More Than Enough: Claiming Space for Who You Are (No Matter What They Say)
Booklist Reviews 2019 April #2

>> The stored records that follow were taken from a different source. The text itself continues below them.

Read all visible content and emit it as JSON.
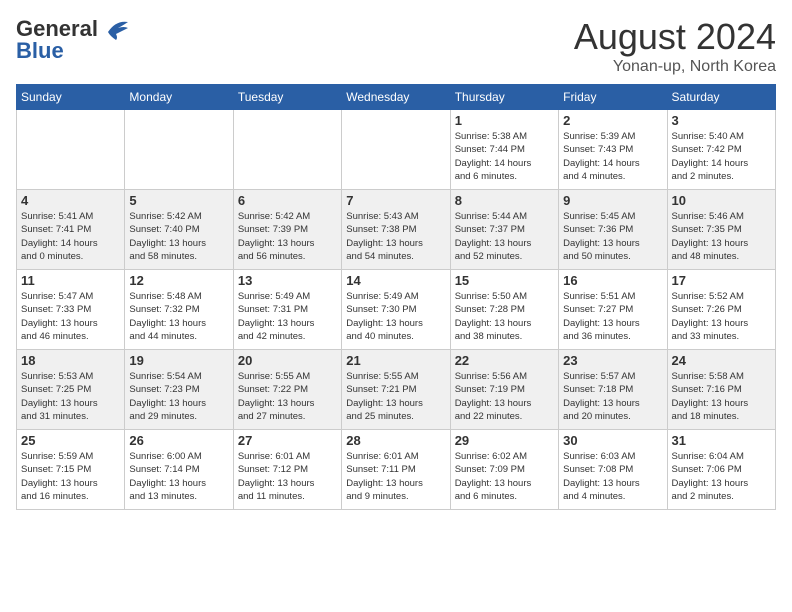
{
  "header": {
    "logo_general": "General",
    "logo_blue": "Blue",
    "month": "August 2024",
    "location": "Yonan-up, North Korea"
  },
  "weekdays": [
    "Sunday",
    "Monday",
    "Tuesday",
    "Wednesday",
    "Thursday",
    "Friday",
    "Saturday"
  ],
  "weeks": [
    [
      {
        "day": "",
        "detail": ""
      },
      {
        "day": "",
        "detail": ""
      },
      {
        "day": "",
        "detail": ""
      },
      {
        "day": "",
        "detail": ""
      },
      {
        "day": "1",
        "detail": "Sunrise: 5:38 AM\nSunset: 7:44 PM\nDaylight: 14 hours\nand 6 minutes."
      },
      {
        "day": "2",
        "detail": "Sunrise: 5:39 AM\nSunset: 7:43 PM\nDaylight: 14 hours\nand 4 minutes."
      },
      {
        "day": "3",
        "detail": "Sunrise: 5:40 AM\nSunset: 7:42 PM\nDaylight: 14 hours\nand 2 minutes."
      }
    ],
    [
      {
        "day": "4",
        "detail": "Sunrise: 5:41 AM\nSunset: 7:41 PM\nDaylight: 14 hours\nand 0 minutes."
      },
      {
        "day": "5",
        "detail": "Sunrise: 5:42 AM\nSunset: 7:40 PM\nDaylight: 13 hours\nand 58 minutes."
      },
      {
        "day": "6",
        "detail": "Sunrise: 5:42 AM\nSunset: 7:39 PM\nDaylight: 13 hours\nand 56 minutes."
      },
      {
        "day": "7",
        "detail": "Sunrise: 5:43 AM\nSunset: 7:38 PM\nDaylight: 13 hours\nand 54 minutes."
      },
      {
        "day": "8",
        "detail": "Sunrise: 5:44 AM\nSunset: 7:37 PM\nDaylight: 13 hours\nand 52 minutes."
      },
      {
        "day": "9",
        "detail": "Sunrise: 5:45 AM\nSunset: 7:36 PM\nDaylight: 13 hours\nand 50 minutes."
      },
      {
        "day": "10",
        "detail": "Sunrise: 5:46 AM\nSunset: 7:35 PM\nDaylight: 13 hours\nand 48 minutes."
      }
    ],
    [
      {
        "day": "11",
        "detail": "Sunrise: 5:47 AM\nSunset: 7:33 PM\nDaylight: 13 hours\nand 46 minutes."
      },
      {
        "day": "12",
        "detail": "Sunrise: 5:48 AM\nSunset: 7:32 PM\nDaylight: 13 hours\nand 44 minutes."
      },
      {
        "day": "13",
        "detail": "Sunrise: 5:49 AM\nSunset: 7:31 PM\nDaylight: 13 hours\nand 42 minutes."
      },
      {
        "day": "14",
        "detail": "Sunrise: 5:49 AM\nSunset: 7:30 PM\nDaylight: 13 hours\nand 40 minutes."
      },
      {
        "day": "15",
        "detail": "Sunrise: 5:50 AM\nSunset: 7:28 PM\nDaylight: 13 hours\nand 38 minutes."
      },
      {
        "day": "16",
        "detail": "Sunrise: 5:51 AM\nSunset: 7:27 PM\nDaylight: 13 hours\nand 36 minutes."
      },
      {
        "day": "17",
        "detail": "Sunrise: 5:52 AM\nSunset: 7:26 PM\nDaylight: 13 hours\nand 33 minutes."
      }
    ],
    [
      {
        "day": "18",
        "detail": "Sunrise: 5:53 AM\nSunset: 7:25 PM\nDaylight: 13 hours\nand 31 minutes."
      },
      {
        "day": "19",
        "detail": "Sunrise: 5:54 AM\nSunset: 7:23 PM\nDaylight: 13 hours\nand 29 minutes."
      },
      {
        "day": "20",
        "detail": "Sunrise: 5:55 AM\nSunset: 7:22 PM\nDaylight: 13 hours\nand 27 minutes."
      },
      {
        "day": "21",
        "detail": "Sunrise: 5:55 AM\nSunset: 7:21 PM\nDaylight: 13 hours\nand 25 minutes."
      },
      {
        "day": "22",
        "detail": "Sunrise: 5:56 AM\nSunset: 7:19 PM\nDaylight: 13 hours\nand 22 minutes."
      },
      {
        "day": "23",
        "detail": "Sunrise: 5:57 AM\nSunset: 7:18 PM\nDaylight: 13 hours\nand 20 minutes."
      },
      {
        "day": "24",
        "detail": "Sunrise: 5:58 AM\nSunset: 7:16 PM\nDaylight: 13 hours\nand 18 minutes."
      }
    ],
    [
      {
        "day": "25",
        "detail": "Sunrise: 5:59 AM\nSunset: 7:15 PM\nDaylight: 13 hours\nand 16 minutes."
      },
      {
        "day": "26",
        "detail": "Sunrise: 6:00 AM\nSunset: 7:14 PM\nDaylight: 13 hours\nand 13 minutes."
      },
      {
        "day": "27",
        "detail": "Sunrise: 6:01 AM\nSunset: 7:12 PM\nDaylight: 13 hours\nand 11 minutes."
      },
      {
        "day": "28",
        "detail": "Sunrise: 6:01 AM\nSunset: 7:11 PM\nDaylight: 13 hours\nand 9 minutes."
      },
      {
        "day": "29",
        "detail": "Sunrise: 6:02 AM\nSunset: 7:09 PM\nDaylight: 13 hours\nand 6 minutes."
      },
      {
        "day": "30",
        "detail": "Sunrise: 6:03 AM\nSunset: 7:08 PM\nDaylight: 13 hours\nand 4 minutes."
      },
      {
        "day": "31",
        "detail": "Sunrise: 6:04 AM\nSunset: 7:06 PM\nDaylight: 13 hours\nand 2 minutes."
      }
    ]
  ]
}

*Starred Review* In this inspiring memoir, journalist Welteroth outlines her meteoric rise to success. Welteroth was raised in northern California, the confident, driven child of a Black mother and white father. As early as grade school, she was sure of two important truths: she was born to be the boss, and the fact of her race would be with her every step of the way. Detailing her professional journey, Welteroth tells of the break she caught at 20 that launched her into journalism; the mentor who steered her into an editorial position at Ebony; her first job in the mythical Condé Nast headquarters; and the implicit biases she encountered along the way. At 29, Welteroth became editor-in-chief of Teen Vogue, charged with diversifying and electrifying the wilting magazine. Threaded throughout are tales of her more personal life: toxic relationships, burnout, and a struggle to claim space for herself and deserving, under-represented others. With lyrical prose resonant of Jacqueline Woodson's, Welteroth shows what it truly means to be a leader: to elevate others and challenge systems of oppression, without ever sacrificing a job well done. Now writing for television and judging on Project Runway, Welteroth is proof that "living the dream" is an ever-changing, ever-satisfying journey to behold. Copyright 2019 Booklist Reviews.
LJ Reviews 2019 June

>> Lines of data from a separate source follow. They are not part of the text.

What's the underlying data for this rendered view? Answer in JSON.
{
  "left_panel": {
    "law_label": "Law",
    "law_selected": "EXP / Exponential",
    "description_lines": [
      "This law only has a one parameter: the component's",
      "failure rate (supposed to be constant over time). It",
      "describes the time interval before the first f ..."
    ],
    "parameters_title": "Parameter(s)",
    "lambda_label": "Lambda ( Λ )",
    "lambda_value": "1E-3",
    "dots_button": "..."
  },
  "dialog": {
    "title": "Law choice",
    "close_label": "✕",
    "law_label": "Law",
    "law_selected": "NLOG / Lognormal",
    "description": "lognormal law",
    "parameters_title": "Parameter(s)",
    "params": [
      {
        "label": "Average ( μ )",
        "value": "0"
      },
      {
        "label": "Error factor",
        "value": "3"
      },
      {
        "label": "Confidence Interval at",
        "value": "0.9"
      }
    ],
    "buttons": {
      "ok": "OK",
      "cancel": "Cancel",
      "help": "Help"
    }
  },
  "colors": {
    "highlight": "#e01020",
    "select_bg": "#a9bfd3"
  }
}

Welteroth's debut memoir is an insightful, eye-opening chronicle of her rise from wide-eyed intern to editor in chief of one of the top U.S. fashion magazines. Born to an African American mother and white father, Welteroth explains how feelings of "otherness," high ambition, and love of fashion led to a revelation at age 19, when she realized she wanted to be a fashion magazine editor. The author achieved this goal by her late 20s, becoming the first and youngest African American editor at Condé Nast, assuming the role of editor in chief of